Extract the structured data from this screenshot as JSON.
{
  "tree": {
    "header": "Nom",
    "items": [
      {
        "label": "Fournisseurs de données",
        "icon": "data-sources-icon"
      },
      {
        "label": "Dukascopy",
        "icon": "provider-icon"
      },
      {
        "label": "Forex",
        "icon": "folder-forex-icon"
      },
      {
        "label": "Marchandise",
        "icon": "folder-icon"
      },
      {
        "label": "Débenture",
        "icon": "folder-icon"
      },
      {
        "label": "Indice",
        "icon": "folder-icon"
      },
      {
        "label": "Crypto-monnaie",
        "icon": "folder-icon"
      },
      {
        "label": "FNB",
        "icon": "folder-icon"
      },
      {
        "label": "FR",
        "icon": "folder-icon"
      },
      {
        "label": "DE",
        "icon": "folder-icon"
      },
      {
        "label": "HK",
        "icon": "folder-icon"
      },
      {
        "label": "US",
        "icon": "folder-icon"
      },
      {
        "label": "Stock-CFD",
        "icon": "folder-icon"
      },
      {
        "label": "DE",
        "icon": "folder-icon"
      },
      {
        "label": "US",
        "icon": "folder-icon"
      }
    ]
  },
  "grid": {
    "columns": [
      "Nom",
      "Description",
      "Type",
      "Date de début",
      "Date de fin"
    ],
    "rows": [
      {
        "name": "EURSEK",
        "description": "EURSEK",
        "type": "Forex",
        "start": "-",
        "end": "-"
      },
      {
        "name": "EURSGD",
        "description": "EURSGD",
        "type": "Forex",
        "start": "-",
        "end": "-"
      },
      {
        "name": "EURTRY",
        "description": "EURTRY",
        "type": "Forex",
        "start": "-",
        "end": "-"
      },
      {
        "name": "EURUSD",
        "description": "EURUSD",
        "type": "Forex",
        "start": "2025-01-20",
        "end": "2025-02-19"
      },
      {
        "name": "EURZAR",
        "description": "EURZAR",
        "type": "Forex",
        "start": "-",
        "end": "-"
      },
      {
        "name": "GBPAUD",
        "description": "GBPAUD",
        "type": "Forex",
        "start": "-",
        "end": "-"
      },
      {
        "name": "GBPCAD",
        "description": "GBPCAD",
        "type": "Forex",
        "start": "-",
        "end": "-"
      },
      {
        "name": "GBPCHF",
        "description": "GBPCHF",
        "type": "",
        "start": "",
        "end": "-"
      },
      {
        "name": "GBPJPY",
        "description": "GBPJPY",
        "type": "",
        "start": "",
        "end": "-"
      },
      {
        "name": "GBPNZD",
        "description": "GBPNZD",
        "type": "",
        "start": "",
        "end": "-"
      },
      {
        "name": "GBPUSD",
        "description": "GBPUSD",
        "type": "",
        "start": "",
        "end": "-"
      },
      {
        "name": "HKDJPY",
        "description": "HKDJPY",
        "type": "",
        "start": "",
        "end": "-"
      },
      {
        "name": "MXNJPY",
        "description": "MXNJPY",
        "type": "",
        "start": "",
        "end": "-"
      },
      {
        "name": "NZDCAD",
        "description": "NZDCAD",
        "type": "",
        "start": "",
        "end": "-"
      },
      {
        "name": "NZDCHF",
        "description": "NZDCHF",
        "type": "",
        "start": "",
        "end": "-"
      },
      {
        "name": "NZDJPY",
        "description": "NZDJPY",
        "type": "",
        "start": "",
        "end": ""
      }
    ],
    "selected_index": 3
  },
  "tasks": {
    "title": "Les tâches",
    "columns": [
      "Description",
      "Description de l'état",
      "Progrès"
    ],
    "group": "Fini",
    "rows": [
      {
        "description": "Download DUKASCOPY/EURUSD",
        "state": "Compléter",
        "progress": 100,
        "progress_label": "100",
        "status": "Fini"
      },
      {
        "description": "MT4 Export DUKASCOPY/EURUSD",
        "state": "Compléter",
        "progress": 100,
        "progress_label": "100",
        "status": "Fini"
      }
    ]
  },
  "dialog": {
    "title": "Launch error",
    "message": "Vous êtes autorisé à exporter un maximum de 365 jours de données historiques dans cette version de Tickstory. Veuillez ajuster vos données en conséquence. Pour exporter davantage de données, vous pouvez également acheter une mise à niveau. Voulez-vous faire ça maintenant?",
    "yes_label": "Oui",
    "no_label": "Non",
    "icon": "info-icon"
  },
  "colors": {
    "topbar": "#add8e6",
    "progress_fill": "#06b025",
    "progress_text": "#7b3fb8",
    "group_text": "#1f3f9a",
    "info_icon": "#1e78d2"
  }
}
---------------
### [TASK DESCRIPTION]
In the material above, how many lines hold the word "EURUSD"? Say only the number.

### [OUTPUT FOR THIS EXERCISE]
4